Exercise data
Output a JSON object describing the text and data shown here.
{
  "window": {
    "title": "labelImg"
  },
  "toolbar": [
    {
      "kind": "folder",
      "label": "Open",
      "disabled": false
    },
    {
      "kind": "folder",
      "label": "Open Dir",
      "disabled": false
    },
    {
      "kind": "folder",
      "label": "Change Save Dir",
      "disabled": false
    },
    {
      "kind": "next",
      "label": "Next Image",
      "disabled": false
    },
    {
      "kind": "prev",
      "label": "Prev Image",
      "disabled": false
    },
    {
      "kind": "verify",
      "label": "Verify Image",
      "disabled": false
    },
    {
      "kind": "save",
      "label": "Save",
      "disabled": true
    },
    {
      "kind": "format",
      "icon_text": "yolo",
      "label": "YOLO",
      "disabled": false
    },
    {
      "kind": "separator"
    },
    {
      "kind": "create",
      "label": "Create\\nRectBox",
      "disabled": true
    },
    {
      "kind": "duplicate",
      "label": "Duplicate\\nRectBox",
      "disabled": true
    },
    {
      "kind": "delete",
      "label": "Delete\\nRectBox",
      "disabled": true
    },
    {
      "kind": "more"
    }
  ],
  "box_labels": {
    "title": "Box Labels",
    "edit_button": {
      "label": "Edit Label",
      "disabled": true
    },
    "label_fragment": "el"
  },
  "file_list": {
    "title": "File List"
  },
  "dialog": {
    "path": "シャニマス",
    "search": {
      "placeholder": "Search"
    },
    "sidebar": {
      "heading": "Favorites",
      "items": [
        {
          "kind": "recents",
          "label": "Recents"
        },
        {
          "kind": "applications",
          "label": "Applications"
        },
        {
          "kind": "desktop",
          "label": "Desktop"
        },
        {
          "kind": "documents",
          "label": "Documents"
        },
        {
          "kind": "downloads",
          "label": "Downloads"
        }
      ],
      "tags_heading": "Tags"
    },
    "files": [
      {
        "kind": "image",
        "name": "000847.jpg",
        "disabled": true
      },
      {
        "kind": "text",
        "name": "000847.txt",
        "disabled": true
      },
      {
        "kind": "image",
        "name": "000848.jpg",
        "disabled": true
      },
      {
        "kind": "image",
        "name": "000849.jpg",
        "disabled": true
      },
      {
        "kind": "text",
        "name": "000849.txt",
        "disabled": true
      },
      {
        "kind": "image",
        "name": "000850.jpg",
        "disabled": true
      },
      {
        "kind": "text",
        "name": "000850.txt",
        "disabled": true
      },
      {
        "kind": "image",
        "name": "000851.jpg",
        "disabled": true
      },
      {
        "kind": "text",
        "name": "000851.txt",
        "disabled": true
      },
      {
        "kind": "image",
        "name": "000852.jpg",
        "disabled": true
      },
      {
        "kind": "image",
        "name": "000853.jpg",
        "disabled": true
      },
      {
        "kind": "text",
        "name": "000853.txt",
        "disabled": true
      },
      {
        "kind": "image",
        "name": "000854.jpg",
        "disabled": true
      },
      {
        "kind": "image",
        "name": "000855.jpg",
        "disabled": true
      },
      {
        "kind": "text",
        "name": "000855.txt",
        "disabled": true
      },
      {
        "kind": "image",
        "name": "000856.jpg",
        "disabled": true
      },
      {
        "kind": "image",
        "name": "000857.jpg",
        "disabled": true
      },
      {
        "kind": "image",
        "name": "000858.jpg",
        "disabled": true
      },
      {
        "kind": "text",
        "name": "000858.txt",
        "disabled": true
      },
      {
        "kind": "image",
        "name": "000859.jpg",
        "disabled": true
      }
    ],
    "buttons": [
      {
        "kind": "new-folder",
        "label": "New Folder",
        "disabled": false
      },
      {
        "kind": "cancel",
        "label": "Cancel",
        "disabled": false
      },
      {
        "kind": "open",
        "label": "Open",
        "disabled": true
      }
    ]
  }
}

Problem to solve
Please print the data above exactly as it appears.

Answer to this exercise
Output a JSON object describing the text and data shown here.
{
  "window": {
    "title": "labelImg"
  },
  "toolbar": [
    {
      "kind": "folder",
      "label": "Open",
      "disabled": false
    },
    {
      "kind": "folder",
      "label": "Open Dir",
      "disabled": false
    },
    {
      "kind": "folder",
      "label": "Change Save Dir",
      "disabled": false
    },
    {
      "kind": "next",
      "label": "Next Image",
      "disabled": false
    },
    {
      "kind": "prev",
      "label": "Prev Image",
      "disabled": false
    },
    {
      "kind": "verify",
      "label": "Verify Image",
      "disabled": false
    },
    {
      "kind": "save",
      "label": "Save",
      "disabled": true
    },
    {
      "kind": "format",
      "icon_text": "yolo",
      "label": "YOLO",
      "disabled": false
    },
    {
      "kind": "separator"
    },
    {
      "kind": "create",
      "label": "Create\\nRectBox",
      "disabled": true
    },
    {
      "kind": "duplicate",
      "label": "Duplicate\\nRectBox",
      "disabled": true
    },
    {
      "kind": "delete",
      "label": "Delete\\nRectBox",
      "disabled": true
    },
    {
      "kind": "more"
    }
  ],
  "box_labels": {
    "title": "Box Labels",
    "edit_button": {
      "label": "Edit Label",
      "disabled": true
    },
    "label_fragment": "el"
  },
  "file_list": {
    "title": "File List"
  },
  "dialog": {
    "path": "シャニマス",
    "search": {
      "placeholder": "Search"
    },
    "sidebar": {
      "heading": "Favorites",
      "items": [
        {
          "kind": "recents",
          "label": "Recents"
        },
        {
          "kind": "applications",
          "label": "Applications"
        },
        {
          "kind": "desktop",
          "label": "Desktop"
        },
        {
          "kind": "documents",
          "label": "Documents"
        },
        {
          "kind": "downloads",
          "label": "Downloads"
        }
      ],
      "tags_heading": "Tags"
    },
    "files": [
      {
        "kind": "image",
        "name": "000847.jpg",
        "disabled": true
      },
      {
        "kind": "text",
        "name": "000847.txt",
        "disabled": true
      },
      {
        "kind": "image",
        "name": "000848.jpg",
        "disabled": true
      },
      {
        "kind": "image",
        "name": "000849.jpg",
        "disabled": true
      },
      {
        "kind": "text",
        "name": "000849.txt",
        "disabled": true
      },
      {
        "kind": "image",
        "name": "000850.jpg",
        "disabled": true
      },
      {
        "kind": "text",
        "name": "000850.txt",
        "disabled": true
      },
      {
        "kind": "image",
        "name": "000851.jpg",
        "disabled": true
      },
      {
        "kind": "text",
        "name": "000851.txt",
        "disabled": true
      },
      {
        "kind": "image",
        "name": "000852.jpg",
        "disabled": true
      },
      {
        "kind": "image",
        "name": "000853.jpg",
        "disabled": true
      },
      {
        "kind": "text",
        "name": "000853.txt",
        "disabled": true
      },
      {
        "kind": "image",
        "name": "000854.jpg",
        "disabled": true
      },
      {
        "kind": "image",
        "name": "000855.jpg",
        "disabled": true
      },
      {
        "kind": "text",
        "name": "000855.txt",
        "disabled": true
      },
      {
        "kind": "image",
        "name": "000856.jpg",
        "disabled": true
      },
      {
        "kind": "image",
        "name": "000857.jpg",
        "disabled": true
      },
      {
        "kind": "image",
        "name": "000858.jpg",
        "disabled": true
      },
      {
        "kind": "text",
        "name": "000858.txt",
        "disabled": true
      },
      {
        "kind": "image",
        "name": "000859.jpg",
        "disabled": true
      }
    ],
    "buttons": [
      {
        "kind": "new-folder",
        "label": "New Folder",
        "disabled": false
      },
      {
        "kind": "cancel",
        "label": "Cancel",
        "disabled": false
      },
      {
        "kind": "open",
        "label": "Open",
        "disabled": true
      }
    ]
  }
}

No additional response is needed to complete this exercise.